> WHAT IS REQUIRED
Return the lines below that contain the word "kind".

> Records from a data source
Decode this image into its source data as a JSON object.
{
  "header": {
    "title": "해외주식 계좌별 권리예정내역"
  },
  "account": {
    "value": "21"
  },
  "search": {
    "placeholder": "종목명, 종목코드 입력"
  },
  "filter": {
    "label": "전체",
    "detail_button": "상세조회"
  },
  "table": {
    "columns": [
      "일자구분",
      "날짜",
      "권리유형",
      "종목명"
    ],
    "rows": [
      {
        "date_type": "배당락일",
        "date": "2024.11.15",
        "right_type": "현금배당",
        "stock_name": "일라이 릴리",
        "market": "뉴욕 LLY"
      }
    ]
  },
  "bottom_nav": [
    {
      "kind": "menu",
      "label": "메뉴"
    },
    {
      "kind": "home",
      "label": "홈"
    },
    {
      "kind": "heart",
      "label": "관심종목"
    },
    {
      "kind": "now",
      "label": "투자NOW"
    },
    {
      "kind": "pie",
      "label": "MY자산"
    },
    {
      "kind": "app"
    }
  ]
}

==

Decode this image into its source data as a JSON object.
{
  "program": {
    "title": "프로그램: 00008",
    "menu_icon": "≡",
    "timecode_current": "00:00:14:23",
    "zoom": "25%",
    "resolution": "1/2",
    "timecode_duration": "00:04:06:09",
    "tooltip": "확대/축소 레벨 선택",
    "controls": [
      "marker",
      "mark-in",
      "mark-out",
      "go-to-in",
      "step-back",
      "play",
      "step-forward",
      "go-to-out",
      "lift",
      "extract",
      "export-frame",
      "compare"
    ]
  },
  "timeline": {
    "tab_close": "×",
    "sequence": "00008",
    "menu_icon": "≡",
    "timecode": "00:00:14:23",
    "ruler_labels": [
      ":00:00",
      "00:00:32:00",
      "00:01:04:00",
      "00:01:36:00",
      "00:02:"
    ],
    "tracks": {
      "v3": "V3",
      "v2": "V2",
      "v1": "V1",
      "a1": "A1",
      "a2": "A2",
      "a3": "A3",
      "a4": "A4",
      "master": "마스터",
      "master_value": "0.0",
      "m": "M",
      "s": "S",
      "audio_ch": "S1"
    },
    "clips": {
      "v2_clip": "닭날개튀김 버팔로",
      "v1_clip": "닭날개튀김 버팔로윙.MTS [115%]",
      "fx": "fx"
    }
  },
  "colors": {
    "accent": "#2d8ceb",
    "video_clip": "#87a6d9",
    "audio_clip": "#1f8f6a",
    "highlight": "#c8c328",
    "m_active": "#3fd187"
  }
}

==

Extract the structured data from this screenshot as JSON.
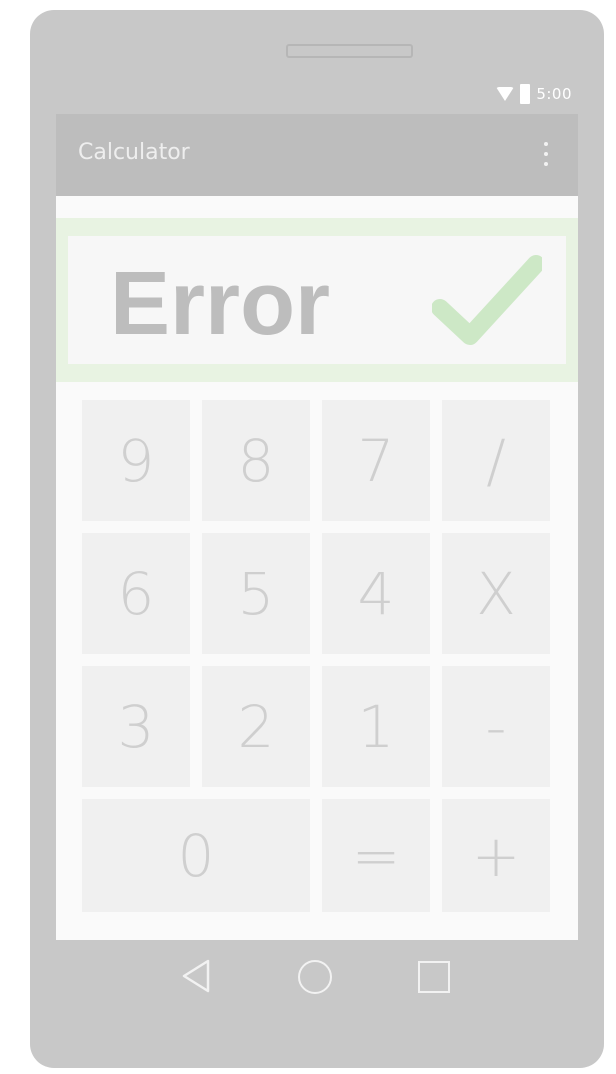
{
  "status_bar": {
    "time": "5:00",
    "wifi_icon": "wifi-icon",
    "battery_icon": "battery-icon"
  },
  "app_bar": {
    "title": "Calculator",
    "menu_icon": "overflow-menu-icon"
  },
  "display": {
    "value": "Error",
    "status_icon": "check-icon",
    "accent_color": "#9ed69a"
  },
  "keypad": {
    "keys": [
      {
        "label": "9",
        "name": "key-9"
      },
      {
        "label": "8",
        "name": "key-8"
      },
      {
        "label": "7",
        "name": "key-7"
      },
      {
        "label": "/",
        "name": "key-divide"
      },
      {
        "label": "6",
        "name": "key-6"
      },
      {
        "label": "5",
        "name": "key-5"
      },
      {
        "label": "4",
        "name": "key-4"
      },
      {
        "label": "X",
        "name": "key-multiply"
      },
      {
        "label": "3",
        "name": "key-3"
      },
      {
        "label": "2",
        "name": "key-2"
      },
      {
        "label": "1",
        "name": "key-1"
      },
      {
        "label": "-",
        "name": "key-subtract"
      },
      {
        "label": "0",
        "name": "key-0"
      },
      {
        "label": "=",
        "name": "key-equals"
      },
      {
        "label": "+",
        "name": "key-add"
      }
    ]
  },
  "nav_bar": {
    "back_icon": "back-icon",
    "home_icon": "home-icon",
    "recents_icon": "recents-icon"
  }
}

> EXERCISE SOLUTION
      "kind": "menu",
      "kind": "home",
      "kind": "heart",
      "kind": "now",
      "kind": "pie",
      "kind": "app"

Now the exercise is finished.